Thirdly the essay states “what were the Crusades if not a Western adventure driven primarily by political, social, and economic needs? The banner of Christianity was little more than a potent symbol.” Byzantine Emperors Michael VII and Alexius I Comnenus, Pope Urban II, and the peasants of the People’s Crusade disagree. Urban II whole justification was the plea of the Byzantines’ who cited Muslims destroying Christian communities. Western Christians first started caring about the Muslim ruled Holy Land not when it economically suited them but when Fatimid caliph, al-Hakim bi-Amr Allah, ordered the Church of the Holy Sepulcher destroyed in 1009. The essay then brings up the Fourth Crusade as premanetly damaging Eastern Orthodox-Catholic relations. Without Islam there would not have been a Fourth Crusade.
The political makeup of the Middle East would be different in a world without Islam. The Muslim goal was to rebuild the world according to their divine revelations. That included disposing with old political, economic, and cultural systems. Muslims were the only group to dispose of the Roman-base system once the Romans or their direct descendants lost control. The Roman-based systems and legal setups would probably be found in the Middle East today and maybe spread as Christianity did. This could mean either a greater respect for human rights but could also leave the door open for dictators who would abuse the power structure for their own benefit like Mussolini or Hitler.
(Side note: If Constantinople had not fallen Moscow could have never of claimed to be the Third Rome. This claim and prestiage help Moscow become a major power.)
The last flaw with the essay is that it assumes only Europe would rise in a world without Islam. The essay states that a Christian Middle East would oppose European colonialism just how all other regions of the world did. But this assumes that only Europe would make “the great leap” forward which spurred the Ages of Exploration, Conquest, and Imperialism. With all of Europe, the Middle East, North Africa, and perhaps more in the relatively same cultural sphere, the Renaissance and Age of Reason may have spread throughout the Middle East and elsewhere. The Muslim world we know would not be stuck in the slow decline it has been in for the last 500 years but instead it may have rapidly advanced just like Western Europe did.
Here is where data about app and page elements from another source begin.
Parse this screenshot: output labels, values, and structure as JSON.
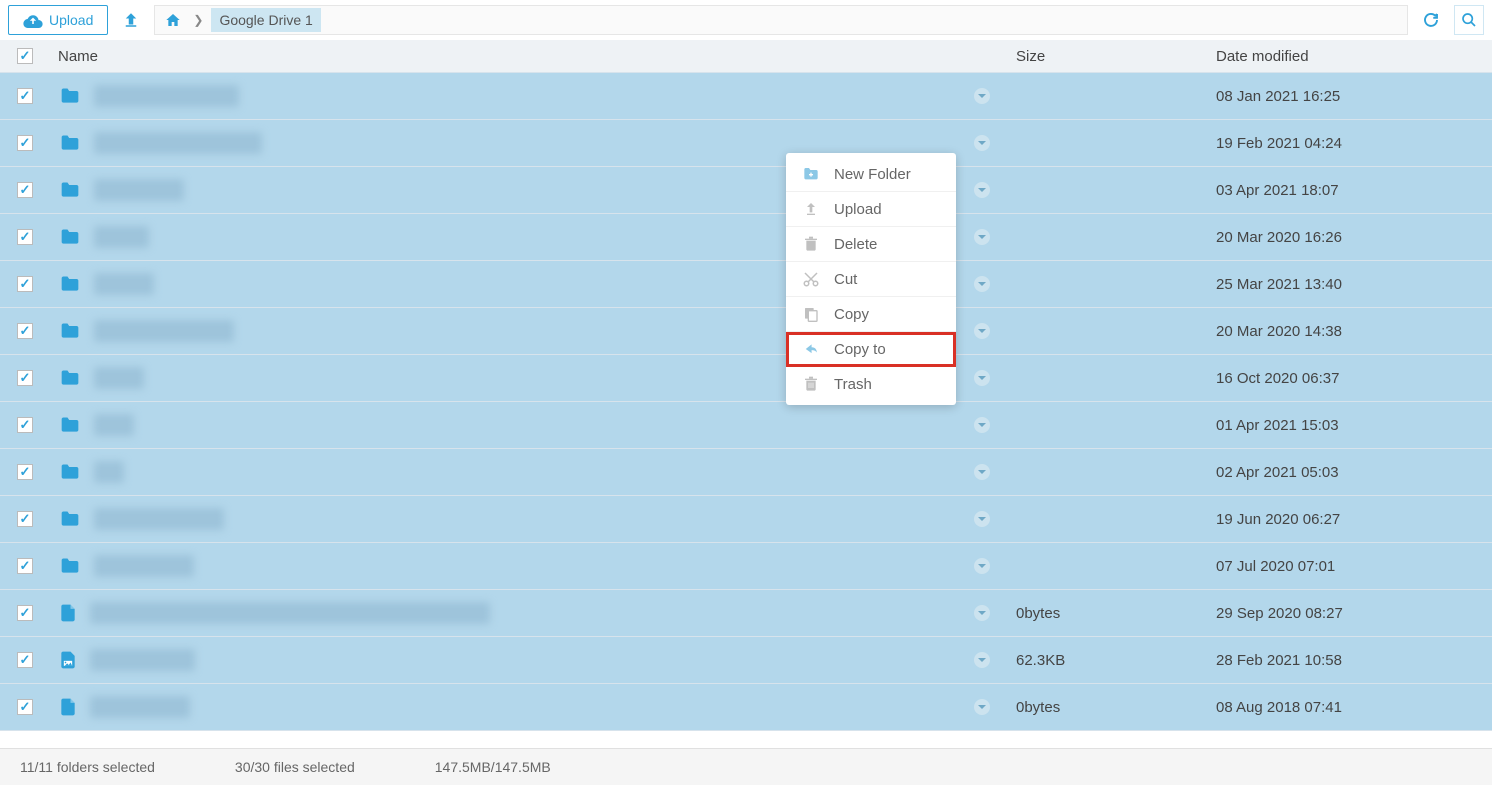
{
  "toolbar": {
    "upload_label": "Upload",
    "breadcrumb_current": "Google Drive 1"
  },
  "columns": {
    "name": "Name",
    "size": "Size",
    "date": "Date modified"
  },
  "files": [
    {
      "type": "folder",
      "blur_w": 145,
      "size": "",
      "date": "08 Jan 2021 16:25"
    },
    {
      "type": "folder",
      "blur_w": 168,
      "size": "",
      "date": "19 Feb 2021 04:24"
    },
    {
      "type": "folder",
      "blur_w": 90,
      "size": "",
      "date": "03 Apr 2021 18:07"
    },
    {
      "type": "folder",
      "blur_w": 55,
      "size": "",
      "date": "20 Mar 2020 16:26"
    },
    {
      "type": "folder",
      "blur_w": 60,
      "size": "",
      "date": "25 Mar 2021 13:40"
    },
    {
      "type": "folder",
      "blur_w": 140,
      "size": "",
      "date": "20 Mar 2020 14:38"
    },
    {
      "type": "folder",
      "blur_w": 50,
      "size": "",
      "date": "16 Oct 2020 06:37"
    },
    {
      "type": "folder",
      "blur_w": 40,
      "size": "",
      "date": "01 Apr 2021 15:03"
    },
    {
      "type": "folder",
      "blur_w": 30,
      "size": "",
      "date": "02 Apr 2021 05:03"
    },
    {
      "type": "folder",
      "blur_w": 130,
      "size": "",
      "date": "19 Jun 2020 06:27"
    },
    {
      "type": "folder",
      "blur_w": 100,
      "size": "",
      "date": "07 Jul 2020 07:01"
    },
    {
      "type": "file",
      "blur_w": 400,
      "size": "0bytes",
      "date": "29 Sep 2020 08:27"
    },
    {
      "type": "image",
      "blur_w": 105,
      "size": "62.3KB",
      "date": "28 Feb 2021 10:58"
    },
    {
      "type": "file",
      "blur_w": 100,
      "size": "0bytes",
      "date": "08 Aug 2018 07:41"
    }
  ],
  "context_menu": [
    {
      "icon": "new-folder-icon",
      "label": "New Folder"
    },
    {
      "icon": "upload-icon",
      "label": "Upload"
    },
    {
      "icon": "delete-icon",
      "label": "Delete"
    },
    {
      "icon": "cut-icon",
      "label": "Cut"
    },
    {
      "icon": "copy-icon",
      "label": "Copy"
    },
    {
      "icon": "copy-to-icon",
      "label": "Copy to",
      "highlighted": true
    },
    {
      "icon": "trash-icon",
      "label": "Trash"
    }
  ],
  "status": {
    "folders": "11/11 folders selected",
    "files": "30/30 files selected",
    "size": "147.5MB/147.5MB"
  }
}
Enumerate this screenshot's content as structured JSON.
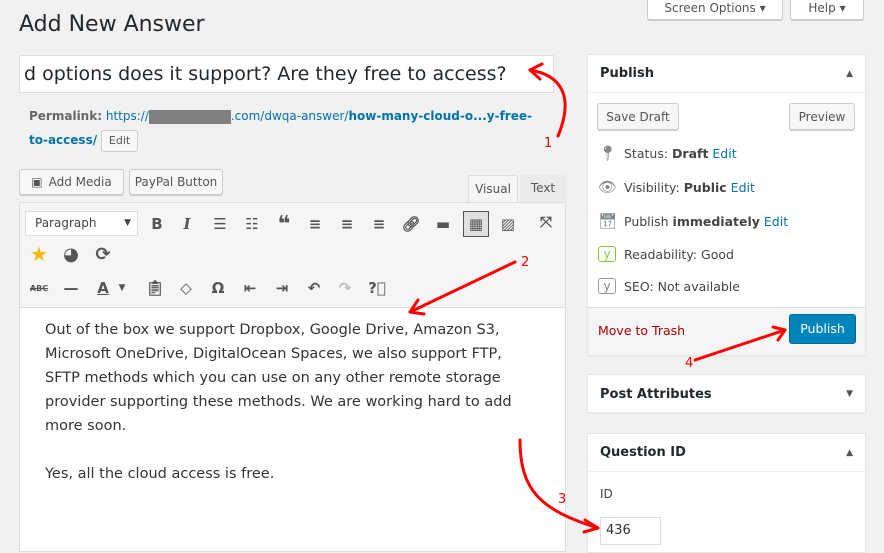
{
  "page_title": "Add New Answer",
  "screen_options": "Screen Options",
  "help": "Help",
  "title_value": "d options does it support? Are they free to access?",
  "permalink": {
    "label": "Permalink:",
    "prefix": "https://",
    "domain_suffix": ".com/dwqa-answer/",
    "slug": "how-many-cloud-o...y-free-to-access/",
    "edit": "Edit"
  },
  "media": {
    "add_media": "Add Media",
    "paypal": "PayPal Button"
  },
  "tabs": {
    "visual": "Visual",
    "text": "Text"
  },
  "format_select": "Paragraph",
  "content": [
    "Out of the box we support Dropbox, Google Drive, Amazon S3, Microsoft OneDrive, DigitalOcean Spaces, we also support FTP, SFTP methods which you can use on any other remote storage provider supporting these methods. We are working hard to add more soon.",
    "Yes, all the cloud access is free."
  ],
  "publish": {
    "title": "Publish",
    "save_draft": "Save Draft",
    "preview": "Preview",
    "status_label": "Status:",
    "status": "Draft",
    "visibility_label": "Visibility:",
    "visibility": "Public",
    "publish_label": "Publish",
    "publish_when": "immediately",
    "edit": "Edit",
    "readability_label": "Readability:",
    "readability": "Good",
    "seo_label": "SEO:",
    "seo": "Not available",
    "trash": "Move to Trash",
    "publish_button": "Publish"
  },
  "post_attributes": {
    "title": "Post Attributes"
  },
  "question_id": {
    "title": "Question ID",
    "label": "ID",
    "value": "436"
  },
  "annotations": [
    "1",
    "2",
    "3",
    "4"
  ],
  "colors": {
    "accent": "#0085ba",
    "trash": "#a00",
    "annotation": "#ff0000",
    "readability": "#7ad03a"
  }
}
The Middle East and elsewhere may have shifted its glances in other directions like further south around Africa and maybe even the Americas. The great mercenary explorers of Italy may have guided Christian Indian fleets to Australia, Arab fleets around the Cape of Good Hope, and even African Vandal fleets to Brazil. Who knows. This is a double-edge sword. With so much competition and conflicting thoughts in the same realm, English individualism and Protestant freedom (both of which heavily influence America and the free world today) may not have been able to succeed.
Mr. Fuller is right when he writes the world would not be a peaceful utopia if Islam had not existed. There would still be religious violence and most residence of the current Muslim world would still be peaceful and friendly people like everyone else. The world would not be just like it was; however, it would be radically different. For either good or ill.